I would like to know who died and left me in charge of all this. All this what? It’s still so hard to say. Yeah, anyone can make a web page – go ahead, but could you please also take over this web infrastructure crap because it is wearing me out. If something goes wrong, people holler and gossip and complain. I am often the first to know. I’ve got root access to the only hardware sitting outside the firewall. Everybody wants a piece of that real estate eventually. I can’t help but know things. Sometime I feel inadequate to be so intimate with it all – all the servers and switches and where they are on the gig. The router and the local loop and the vagaries of the pipe. I feel like a switchboard operator, a camp counselor, a match maker, a goddamn babysitter sometimes. The future is now. Yeah.
I have secret helpers in the product development team, in research and development and in IT. In some ways not much has changed since my days in the UNIX lab. I can only do so much myself.  I rely on a lot of people to keep the site alive. Network, firewall, mail server, the LAN, the WAN – I don’t take care of any of that directly, but if something appears to be wrong with any of it, people call me. I had a guy call me from India call me to tell me that our site was slow for him even though he was on an ISDN. No kidding. I wonder how many machines the data goes through between here and India. The funny thing is, he called. Why didn’t he write me an email? He must have had to do some planning to get a time of day when we would both be at our desks. The Internet never sleeps.

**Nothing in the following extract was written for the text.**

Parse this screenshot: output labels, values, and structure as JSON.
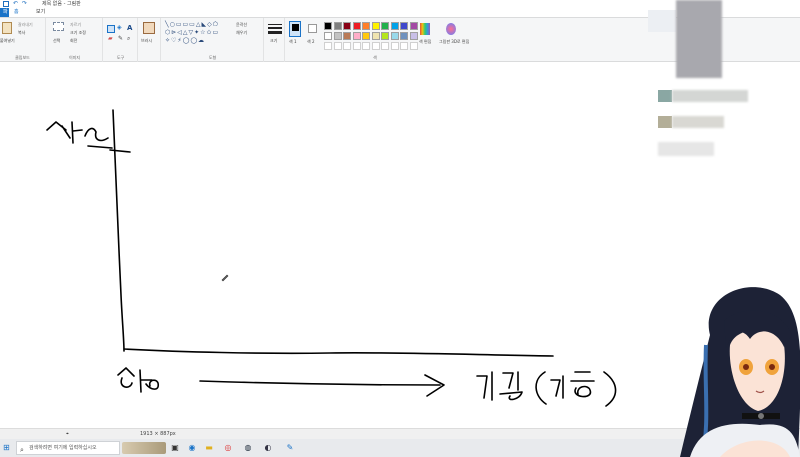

I used to think that the internet was full of limitless possibilities, endless information – if only I was clever enough to uncover it all. Now I find I have to say no a lot and no one understands why. Few people seem willing to accept how expensive the internet is, how fragile it is in places, how permeable and how slow. It is almost embarrassing to admit the failings of infrastructure.  The backend remains a murky secret, a subconscious unwilling to be explored. This frustrates me. My boss is always telling me to look at problems from 30,000 feet. He flies a lot. So do I.
Sometimes I look out the airplane window way above the continent – the wingtip shudders over some imperceptibly still prairie – and I think: is this where the Internet is? We are constantly flying over boarders, across time zones, through billions of signals. Data. We take taxis to the terminal to taxi down the runway to lift off to soar through space. We are on schedule, on auto-pilot, on radar. We work on our laptops in midair. We catch up on yesterday’s email and prepare for meetings later in the day. We are neither here nor there.
At this moment in the history of the Internet as I know it so far I am 37,000 feet above the Nevada Basin. I crane my neck to can a glimpse of a detail – any kind of data point at all. How can I possibly understand this landscape otherwise, this new cartography of information? The continent feels so empty. Despite the hype. I try to sit back and relax. All my baggage is stored safely in the overhead bin. As we start to cross the mountains it strikes me incredibly funny that there is turbulence, even in business class. What will they think of next?